Also, let's not start digging into the past of some of these conservative heroes, because I won't even need to leave the decade before I get a hit. But we're talking about Jay-Z.
Anyway, he's changed his life since those days. Yeah, he got a little stabby there at one point, but all in all, he's turned things around. You don't see him getting into fights or arrested for marijuana or gun possession. He built companies, bought others, run other companies, sold those companies, and built more. He's produced movies. He was a minority owner of a sports team, and now, he's a sports agent. A guy that was a drug dealer from Brooklyn. Now, he's got an art film out on HBO and had Samsung buy his album to give away for free. He's married to the biggest singer on the planet. He can call the President. What about his life doesn't make him a role model?
What, the music? You can disagree with the music all you like, but the life story shows people that no matter where you are, no matter what your circumstances, you can change them, and you can get out. However, since you brought up the music, well, for one, I know you haven't listened to any of it. Jay-Z had exactly two albums about drug dealing, and one of those was actually about a movie. The other one was about why you shouldn't become a drug dealer. All of his other albums were about being rich, famous, and sex with women. Money, cash, hoes, in essence. And the time he shot his brother. And that one song about his mom.
So ever since that first album, Jay-Z has rapped about his life after he stopped being a drug dealer. If you're going to accuse him of something, at least know what you're talking about. Now, if you want to get on him for misogyny? Fine, he probably wasn't the best on gender relations. Cussing too much? You got me there. Defending the use of the n-word? We'd be on the same side. I think he's got a lot to be proud of, though. He has a creative mind, a hard-working individual, and knows his business. So if anyone is going to get through to some of these kids, it would be him. They can't say he hasn't been where they've been.
That's not to knock Condoleezza Rice, because she's a role model as well. She's a positive woman who came up during segregation, played all kinds of musical instruments, taught at Stanford, advised two Presidents, and was appointed to the Cabinet; fields that are almost always dominated by men. No shade on Condi at all, even if she does have Bush's stink on her. But to cast Jay-Z aside because of the decisions he made in his past is really discounting his value. Not only that, I guess black people just accept flawed individuals more easily than white conservatives do. One of the benefits of so many of us going to jail, I guess.

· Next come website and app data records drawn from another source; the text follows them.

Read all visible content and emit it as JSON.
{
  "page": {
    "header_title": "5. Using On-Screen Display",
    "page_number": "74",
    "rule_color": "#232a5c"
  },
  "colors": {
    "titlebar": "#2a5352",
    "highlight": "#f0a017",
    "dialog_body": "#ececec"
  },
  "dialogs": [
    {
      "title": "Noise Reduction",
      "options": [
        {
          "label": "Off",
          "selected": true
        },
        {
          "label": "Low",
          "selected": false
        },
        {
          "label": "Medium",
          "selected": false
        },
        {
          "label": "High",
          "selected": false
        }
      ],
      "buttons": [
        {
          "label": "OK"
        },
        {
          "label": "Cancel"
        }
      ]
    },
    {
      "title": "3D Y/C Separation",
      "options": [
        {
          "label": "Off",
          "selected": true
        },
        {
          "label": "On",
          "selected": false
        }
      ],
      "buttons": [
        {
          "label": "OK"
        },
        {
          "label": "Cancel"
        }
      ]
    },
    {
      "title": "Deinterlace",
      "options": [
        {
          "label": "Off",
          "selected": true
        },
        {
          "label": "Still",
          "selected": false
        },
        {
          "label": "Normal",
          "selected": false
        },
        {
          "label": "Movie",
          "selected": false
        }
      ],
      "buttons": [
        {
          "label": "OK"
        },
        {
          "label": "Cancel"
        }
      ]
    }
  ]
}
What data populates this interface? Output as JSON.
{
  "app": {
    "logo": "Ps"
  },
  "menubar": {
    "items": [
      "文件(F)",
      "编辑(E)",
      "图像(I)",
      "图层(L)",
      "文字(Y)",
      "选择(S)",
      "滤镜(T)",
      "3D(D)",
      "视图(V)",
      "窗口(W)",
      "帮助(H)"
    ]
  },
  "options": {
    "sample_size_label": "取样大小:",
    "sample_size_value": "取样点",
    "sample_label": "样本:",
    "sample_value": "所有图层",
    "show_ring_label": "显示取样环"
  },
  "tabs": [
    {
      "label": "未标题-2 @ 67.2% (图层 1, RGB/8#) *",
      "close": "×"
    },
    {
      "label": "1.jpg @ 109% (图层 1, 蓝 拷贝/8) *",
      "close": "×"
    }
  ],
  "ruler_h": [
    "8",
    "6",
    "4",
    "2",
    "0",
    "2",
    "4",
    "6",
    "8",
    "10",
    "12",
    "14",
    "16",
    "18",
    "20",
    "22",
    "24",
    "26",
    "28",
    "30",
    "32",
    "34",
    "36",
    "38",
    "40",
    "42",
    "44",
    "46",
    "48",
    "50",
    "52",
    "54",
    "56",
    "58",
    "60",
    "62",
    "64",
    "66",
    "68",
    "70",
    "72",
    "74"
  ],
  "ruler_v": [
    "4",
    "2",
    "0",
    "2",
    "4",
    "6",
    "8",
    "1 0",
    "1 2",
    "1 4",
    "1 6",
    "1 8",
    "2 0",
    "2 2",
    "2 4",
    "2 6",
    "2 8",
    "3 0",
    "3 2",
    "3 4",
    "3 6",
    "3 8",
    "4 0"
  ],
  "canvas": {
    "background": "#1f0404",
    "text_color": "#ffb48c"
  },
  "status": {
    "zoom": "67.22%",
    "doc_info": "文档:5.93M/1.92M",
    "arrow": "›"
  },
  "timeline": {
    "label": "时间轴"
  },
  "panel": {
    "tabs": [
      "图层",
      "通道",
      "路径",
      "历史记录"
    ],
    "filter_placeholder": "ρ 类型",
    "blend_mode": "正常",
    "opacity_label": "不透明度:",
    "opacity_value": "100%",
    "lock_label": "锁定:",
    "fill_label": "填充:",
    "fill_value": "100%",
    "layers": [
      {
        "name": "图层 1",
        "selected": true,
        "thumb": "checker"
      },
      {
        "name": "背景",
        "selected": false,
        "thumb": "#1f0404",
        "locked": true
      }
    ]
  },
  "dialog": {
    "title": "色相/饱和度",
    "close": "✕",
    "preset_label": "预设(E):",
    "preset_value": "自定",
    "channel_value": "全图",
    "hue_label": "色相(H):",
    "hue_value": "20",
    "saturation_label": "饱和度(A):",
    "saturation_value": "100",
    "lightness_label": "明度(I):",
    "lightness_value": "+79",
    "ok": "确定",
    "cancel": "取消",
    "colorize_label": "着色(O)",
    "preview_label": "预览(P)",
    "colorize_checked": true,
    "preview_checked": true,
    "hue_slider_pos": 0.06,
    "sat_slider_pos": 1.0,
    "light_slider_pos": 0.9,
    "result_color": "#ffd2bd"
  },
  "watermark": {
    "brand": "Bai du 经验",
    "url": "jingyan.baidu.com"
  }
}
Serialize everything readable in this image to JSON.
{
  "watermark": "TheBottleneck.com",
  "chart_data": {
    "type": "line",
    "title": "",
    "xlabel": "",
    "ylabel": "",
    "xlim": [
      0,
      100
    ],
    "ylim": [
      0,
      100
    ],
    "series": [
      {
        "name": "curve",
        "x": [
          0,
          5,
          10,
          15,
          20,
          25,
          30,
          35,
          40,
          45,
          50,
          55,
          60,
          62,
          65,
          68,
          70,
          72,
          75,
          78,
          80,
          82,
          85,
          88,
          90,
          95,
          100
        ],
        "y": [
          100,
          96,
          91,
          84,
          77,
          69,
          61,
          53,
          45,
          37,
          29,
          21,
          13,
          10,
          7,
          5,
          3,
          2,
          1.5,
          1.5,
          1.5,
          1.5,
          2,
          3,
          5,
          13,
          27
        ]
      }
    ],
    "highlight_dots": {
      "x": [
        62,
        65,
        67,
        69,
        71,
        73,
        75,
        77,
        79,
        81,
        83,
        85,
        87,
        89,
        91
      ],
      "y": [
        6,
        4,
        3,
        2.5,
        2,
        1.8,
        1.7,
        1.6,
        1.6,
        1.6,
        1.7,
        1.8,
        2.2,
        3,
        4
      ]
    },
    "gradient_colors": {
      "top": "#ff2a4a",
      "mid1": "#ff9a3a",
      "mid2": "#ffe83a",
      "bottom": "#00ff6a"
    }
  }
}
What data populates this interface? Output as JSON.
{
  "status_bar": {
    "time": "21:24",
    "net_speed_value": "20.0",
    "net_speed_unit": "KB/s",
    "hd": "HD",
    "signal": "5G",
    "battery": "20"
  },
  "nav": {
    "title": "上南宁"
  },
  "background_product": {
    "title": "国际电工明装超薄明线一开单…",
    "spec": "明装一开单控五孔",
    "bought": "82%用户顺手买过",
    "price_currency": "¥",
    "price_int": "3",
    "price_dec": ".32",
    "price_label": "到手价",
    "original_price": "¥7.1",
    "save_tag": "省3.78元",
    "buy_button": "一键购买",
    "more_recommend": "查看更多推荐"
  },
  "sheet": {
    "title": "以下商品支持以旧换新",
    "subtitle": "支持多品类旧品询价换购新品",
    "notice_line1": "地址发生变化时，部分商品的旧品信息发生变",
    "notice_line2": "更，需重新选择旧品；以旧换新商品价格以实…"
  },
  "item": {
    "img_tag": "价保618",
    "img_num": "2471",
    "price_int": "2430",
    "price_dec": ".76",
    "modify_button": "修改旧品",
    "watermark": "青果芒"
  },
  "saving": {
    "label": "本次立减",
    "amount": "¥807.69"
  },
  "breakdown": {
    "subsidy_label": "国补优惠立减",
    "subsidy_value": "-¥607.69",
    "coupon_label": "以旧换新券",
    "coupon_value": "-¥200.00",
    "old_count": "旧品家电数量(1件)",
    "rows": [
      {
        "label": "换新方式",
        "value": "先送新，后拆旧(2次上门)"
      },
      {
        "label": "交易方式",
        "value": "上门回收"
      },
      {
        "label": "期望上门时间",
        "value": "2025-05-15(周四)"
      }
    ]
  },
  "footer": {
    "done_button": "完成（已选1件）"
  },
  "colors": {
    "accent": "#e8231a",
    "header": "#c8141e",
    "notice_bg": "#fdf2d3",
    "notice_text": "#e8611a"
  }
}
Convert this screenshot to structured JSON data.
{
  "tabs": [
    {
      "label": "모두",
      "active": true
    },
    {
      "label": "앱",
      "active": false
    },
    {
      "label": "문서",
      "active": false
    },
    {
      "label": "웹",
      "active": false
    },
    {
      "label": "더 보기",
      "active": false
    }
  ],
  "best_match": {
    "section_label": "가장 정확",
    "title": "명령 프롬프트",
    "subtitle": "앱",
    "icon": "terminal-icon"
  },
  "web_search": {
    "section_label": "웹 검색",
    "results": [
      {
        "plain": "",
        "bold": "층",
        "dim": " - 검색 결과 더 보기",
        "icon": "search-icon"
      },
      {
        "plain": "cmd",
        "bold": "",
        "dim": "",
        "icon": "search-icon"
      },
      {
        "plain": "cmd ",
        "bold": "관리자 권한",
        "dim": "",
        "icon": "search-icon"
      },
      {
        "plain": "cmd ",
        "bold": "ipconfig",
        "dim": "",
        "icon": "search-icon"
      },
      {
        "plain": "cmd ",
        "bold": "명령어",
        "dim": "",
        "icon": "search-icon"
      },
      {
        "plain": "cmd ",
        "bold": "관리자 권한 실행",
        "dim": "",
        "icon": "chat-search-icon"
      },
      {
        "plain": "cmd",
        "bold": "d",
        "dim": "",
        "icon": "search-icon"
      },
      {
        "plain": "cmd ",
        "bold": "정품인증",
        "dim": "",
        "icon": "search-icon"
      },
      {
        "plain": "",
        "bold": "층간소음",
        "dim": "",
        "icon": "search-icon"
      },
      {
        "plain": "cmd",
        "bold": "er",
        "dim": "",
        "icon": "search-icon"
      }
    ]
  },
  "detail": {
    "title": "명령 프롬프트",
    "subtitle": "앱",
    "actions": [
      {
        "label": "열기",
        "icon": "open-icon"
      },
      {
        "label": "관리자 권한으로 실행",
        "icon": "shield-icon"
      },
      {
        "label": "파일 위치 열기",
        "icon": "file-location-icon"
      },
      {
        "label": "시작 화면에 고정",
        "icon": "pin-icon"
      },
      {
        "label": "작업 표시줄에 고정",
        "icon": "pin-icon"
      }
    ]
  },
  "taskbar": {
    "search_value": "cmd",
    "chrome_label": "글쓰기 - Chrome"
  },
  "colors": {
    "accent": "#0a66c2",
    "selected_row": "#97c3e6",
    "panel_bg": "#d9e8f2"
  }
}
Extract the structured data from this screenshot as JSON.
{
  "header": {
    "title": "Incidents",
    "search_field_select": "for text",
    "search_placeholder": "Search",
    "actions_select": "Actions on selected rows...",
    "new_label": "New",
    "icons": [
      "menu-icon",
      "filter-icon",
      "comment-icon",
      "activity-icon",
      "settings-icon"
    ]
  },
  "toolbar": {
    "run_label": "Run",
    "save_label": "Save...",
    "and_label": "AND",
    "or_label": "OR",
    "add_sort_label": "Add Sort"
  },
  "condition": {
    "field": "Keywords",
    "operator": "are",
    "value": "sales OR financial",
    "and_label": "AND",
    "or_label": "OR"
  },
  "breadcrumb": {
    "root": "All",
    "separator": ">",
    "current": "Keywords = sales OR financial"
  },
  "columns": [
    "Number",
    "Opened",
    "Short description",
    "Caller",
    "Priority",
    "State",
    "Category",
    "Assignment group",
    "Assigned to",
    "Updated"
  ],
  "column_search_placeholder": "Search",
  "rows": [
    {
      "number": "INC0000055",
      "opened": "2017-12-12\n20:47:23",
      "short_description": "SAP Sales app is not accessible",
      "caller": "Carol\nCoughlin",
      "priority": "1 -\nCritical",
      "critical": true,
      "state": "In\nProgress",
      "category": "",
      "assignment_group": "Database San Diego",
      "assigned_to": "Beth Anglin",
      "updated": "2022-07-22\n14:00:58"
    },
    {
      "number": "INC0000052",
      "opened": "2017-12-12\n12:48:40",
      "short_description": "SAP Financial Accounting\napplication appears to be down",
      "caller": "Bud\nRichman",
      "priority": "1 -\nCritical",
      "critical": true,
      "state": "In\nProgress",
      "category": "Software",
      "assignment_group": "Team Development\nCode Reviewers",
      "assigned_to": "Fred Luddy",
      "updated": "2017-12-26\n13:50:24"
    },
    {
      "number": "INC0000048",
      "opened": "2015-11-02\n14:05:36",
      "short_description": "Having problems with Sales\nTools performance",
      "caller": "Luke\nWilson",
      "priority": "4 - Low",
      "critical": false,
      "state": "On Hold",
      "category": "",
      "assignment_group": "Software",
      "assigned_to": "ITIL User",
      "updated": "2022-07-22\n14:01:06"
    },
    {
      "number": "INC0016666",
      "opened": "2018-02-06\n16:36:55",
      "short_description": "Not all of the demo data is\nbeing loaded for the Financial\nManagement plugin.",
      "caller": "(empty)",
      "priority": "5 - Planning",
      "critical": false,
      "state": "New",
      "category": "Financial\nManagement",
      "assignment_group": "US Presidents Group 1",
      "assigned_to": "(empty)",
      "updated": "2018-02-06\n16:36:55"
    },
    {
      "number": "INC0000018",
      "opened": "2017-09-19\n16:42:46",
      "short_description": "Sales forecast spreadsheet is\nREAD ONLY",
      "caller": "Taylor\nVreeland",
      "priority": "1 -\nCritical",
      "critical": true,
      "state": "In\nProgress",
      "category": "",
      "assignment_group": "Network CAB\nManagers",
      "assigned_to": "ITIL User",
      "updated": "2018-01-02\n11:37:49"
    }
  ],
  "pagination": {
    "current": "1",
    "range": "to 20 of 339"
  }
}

The fact that he sold drugs, grew up in a fatherless home, shot his brother, and still managed to become what he is today is what makes him a role model. His life is the life that a lot of kids of all colors see every day. He's not pushing the drug life on kids, he's shining the light of redemption. And if you can't see that, then I don't have anything else for you.